As much as I enjoy parenting, there are moments when it’s quite stressful and it just leaves me feeling miserable.
As I’m writing this, a moment like this just passed. I was trying to get my three children ready for bed, but instead they chose to run in opposite directions. While focusing on my youngest child, trying to convince him to get undressed for his bath, our oldest child decided to turn on the shower in the master bathroom and use the hand-held shower head to spray water on his sister – and all over the rest of the bathroom. While dealing with all of this, my daughter decided that the smart thing to do fifteen minutes after her shower was to get out her markers and start making extensive purple, pink, and black art all over her leg.
I was frustrated. The last thing I wanted to do was to read them a bedtime story and go through the normal parts of our routine. I just wanted out of there.
After they were all tucked in, I had a few minutes to decompress while working on the master bathroom a little more. I felt really empty inside, as though one of the things I enjoyed the most about a typical day – the bedtime routine with my children – was somehow destroyed.
It’s supposed to make me happy – but it isn’t. It’s making me upset
Moments like these are ones where you feel the values of your life upended. Something that you’re supposed to take solace in isn’t providing that solace right now – it’s actually making things more stressful than usual.
When this happens, I feel desperately out of sorts. I feel like part of the bedrock of my life isn’t right. Most of all, I want things to get better right now.
So, in that mindset, I’ll find myself looking for a quick fix, something that I’m sure will bring me a burst of happiness to get through that moment.

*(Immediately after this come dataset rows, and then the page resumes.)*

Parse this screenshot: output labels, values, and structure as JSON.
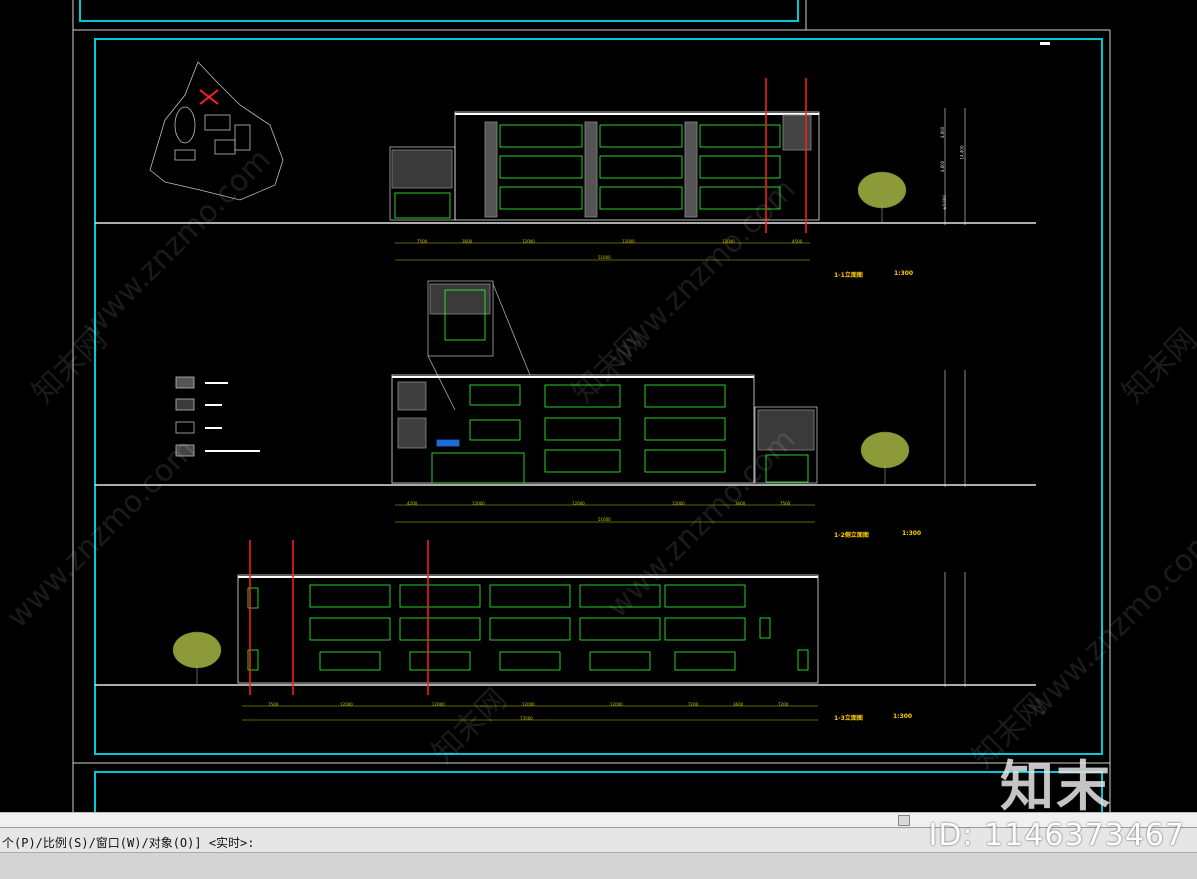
{
  "drawing": {
    "elevations": [
      {
        "title": "1-1立面图",
        "scale": "1:300",
        "dims": [
          "7500",
          "3600",
          "12000",
          "12000",
          "12000",
          "4500"
        ],
        "total": "51600"
      },
      {
        "title": "1-2侧立面图",
        "scale": "1:300",
        "dims": [
          "4200",
          "12000",
          "12000",
          "12000",
          "3600",
          "7500"
        ],
        "total": "51600"
      },
      {
        "title": "1-3立面图",
        "scale": "1:300",
        "dims": [
          "7500",
          "12000",
          "12000",
          "12000",
          "12000",
          "7200",
          "3600",
          "7200"
        ],
        "total": "73500"
      }
    ],
    "level_marks": [
      "4.800",
      "4.800",
      "14.400",
      "±0.000"
    ]
  },
  "watermark": {
    "site_text": "www.znzmo.com",
    "cn_text": "知末网",
    "brand": "知末"
  },
  "command_line": {
    "prompt": "个(P)/比例(S)/窗口(W)/对象(O)] <实时>:"
  },
  "overlay": {
    "id_text": "ID: 1146373467"
  },
  "colors": {
    "frame": "#00c8d8",
    "window": "#33ff33",
    "line": "#e6e6e6",
    "red": "#ff2020",
    "tree": "#8c9a3a",
    "title": "#ffd000"
  }
}
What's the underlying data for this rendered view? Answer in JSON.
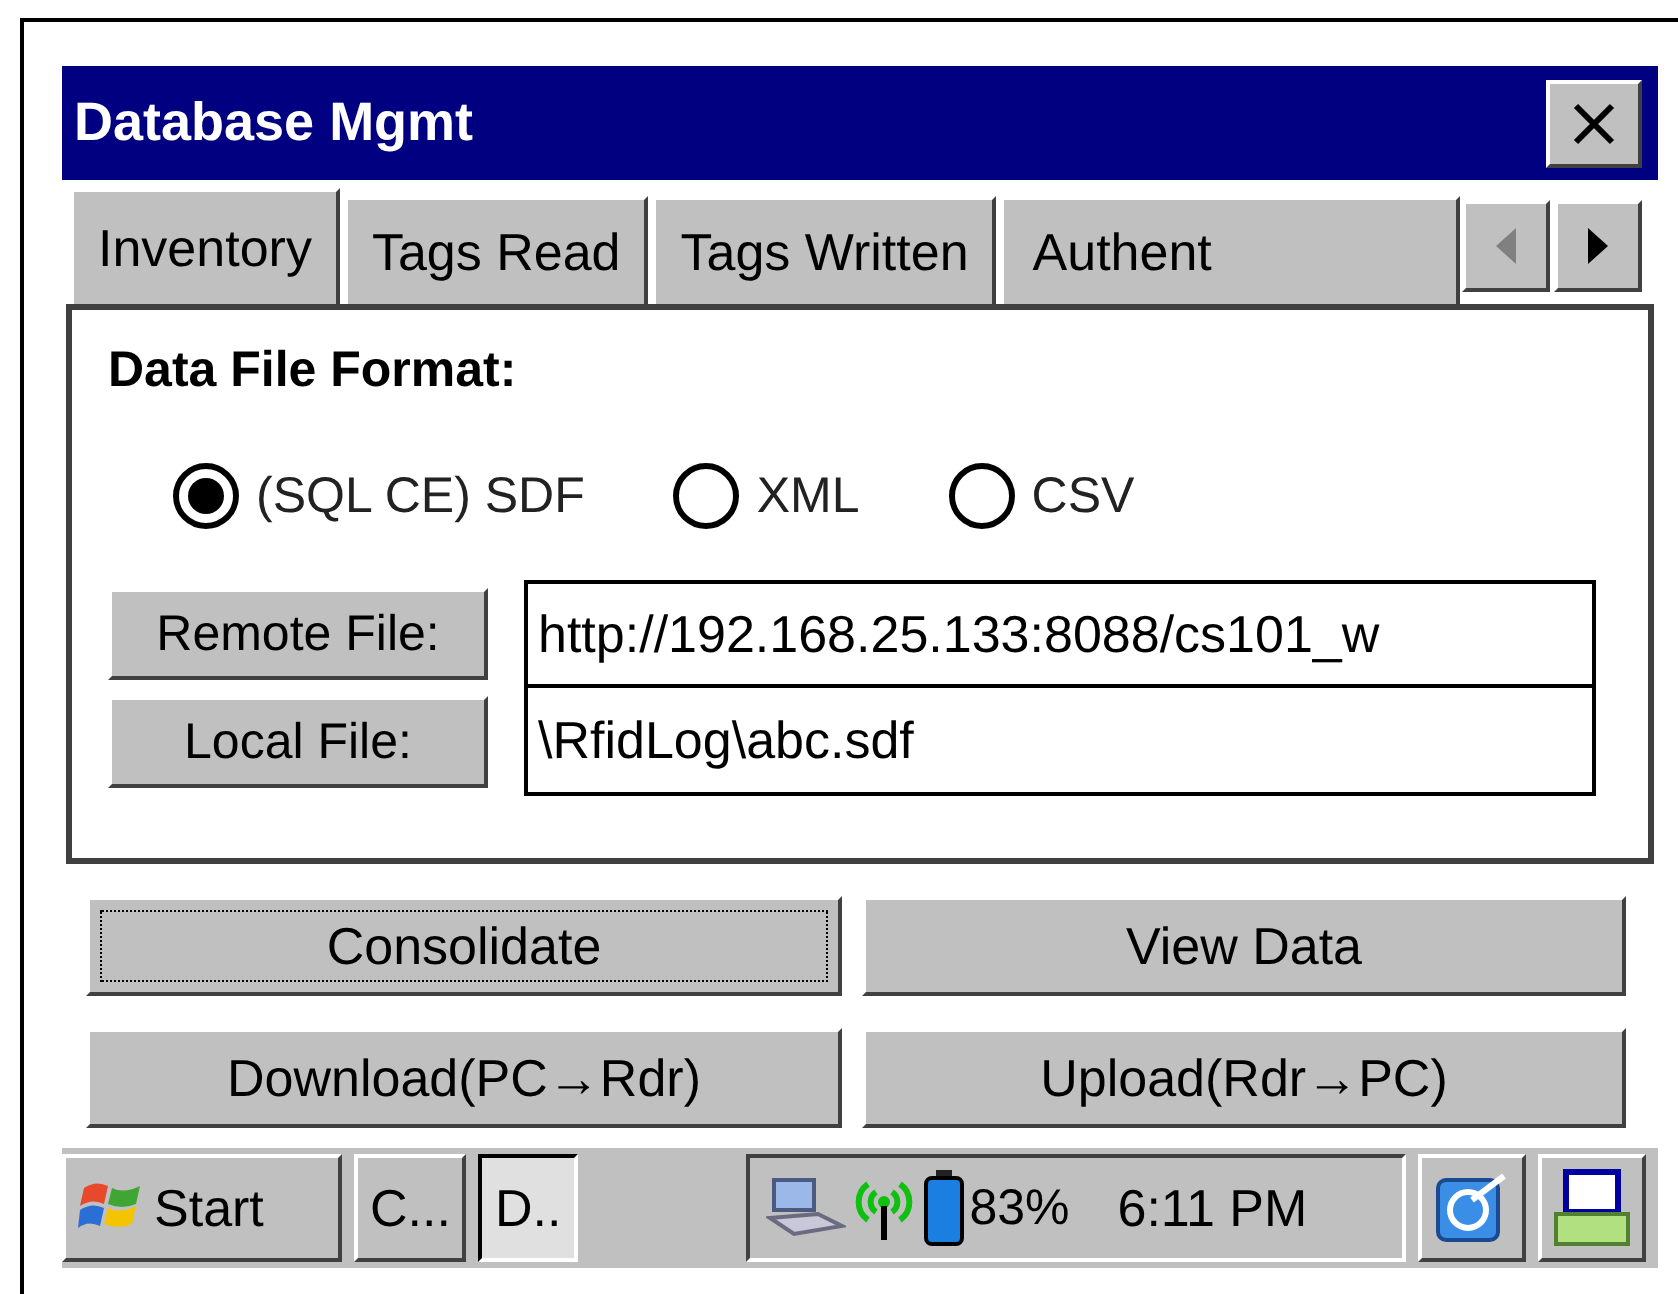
{
  "window": {
    "title": "Database Mgmt"
  },
  "tabs": [
    {
      "label": "Inventory",
      "selected": true
    },
    {
      "label": "Tags Read",
      "selected": false
    },
    {
      "label": "Tags Written",
      "selected": false
    },
    {
      "label": "Authent",
      "selected": false
    }
  ],
  "tab_scroll": {
    "back_disabled": true,
    "forward_disabled": false
  },
  "format": {
    "label": "Data File Format:",
    "options": [
      {
        "label": "(SQL CE) SDF",
        "selected": true
      },
      {
        "label": "XML",
        "selected": false
      },
      {
        "label": "CSV",
        "selected": false
      }
    ]
  },
  "files": [
    {
      "button": "Remote File:",
      "value": "http://192.168.25.133:8088/cs101_w"
    },
    {
      "button": "Local File:",
      "value": "\\RfidLog\\abc.sdf"
    }
  ],
  "actions": [
    {
      "label": "Consolidate",
      "focused": true
    },
    {
      "label": "View Data",
      "focused": false
    },
    {
      "label": "Download(PC→Rdr)",
      "focused": false
    },
    {
      "label": "Upload(Rdr→PC)",
      "focused": false
    }
  ],
  "taskbar": {
    "start": "Start",
    "tasks": [
      {
        "label": "C...",
        "selected": false
      },
      {
        "label": "D..",
        "selected": true
      }
    ],
    "battery": "83%",
    "time": "6:11 PM"
  }
}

It’s in that moment, right there, where I’m seeking that burst of happiness, that I tend to make really stupid mistakes.
I’ll buy something I shouldn’t, usually when I’m hiding out in front of my computer. I’ll take out my frustrations in a poor way (usually by going out into the garage and hammering something) that can really worry the people in my life. I’ll undo a bunch of positive work, like the time I became overly frustrated with a novel-length piece of fiction and just wiped out the whole thing.
When the things in life that are supposed to be your bedrock and are supposed to bring you happiness fail you, you find yourself on unsteady ground and you’re likely to trip and fall.
I could go on and list a bunch of stress management techniques that are really useful for getting through this bump. For me, it’s basic meditation – I find a lot of value in just sitting somewhere by myself, focusing solely on my breathing for about five minutes. Breathe in, breathe out, ignore everything else.
There’s one thing that matters far more than those tactics and this one thing applies to all of us.
You have to recognize when your bedrock is suddenly shaky.
When you’re going through a moment where you’re upset with someone you care about or a normally peaceful event is upsetting you or the basic routines of your life have been tossed aside, the single most important thing you can do is realize you’re on uneven ground and you’re in danger of tripping and making a mistake.
That simple realization goes a long way toward keeping you from doing something stupid, something that will likely peel money out of your wallet and potentially damage your relationships.
Whether you emotionally respond to that situation by being sad or by being angry or by feeling utterly defeated, you’re in a place where you can easily make a big mistake.
Find a way to keep yourself from making those kinds of mistakes. Something different works for everyone – as I said, meditation helps for me. For others, simply extracting yourself from the situation can help. I have a friend that uses a large punching bag in his garage – he channels those feelings into a workout.
You just need to do whatever it takes to keep yourself in a sturdy place, much like a smart person finding a doorway to stand in when an earthquake is happening.
Where will you stand when your life is shaking?
(A final note: Little Earthquakes happens to be the debut album of Tori Amos, an amazing singer-songwriter. I chose the title of this article in tribute.)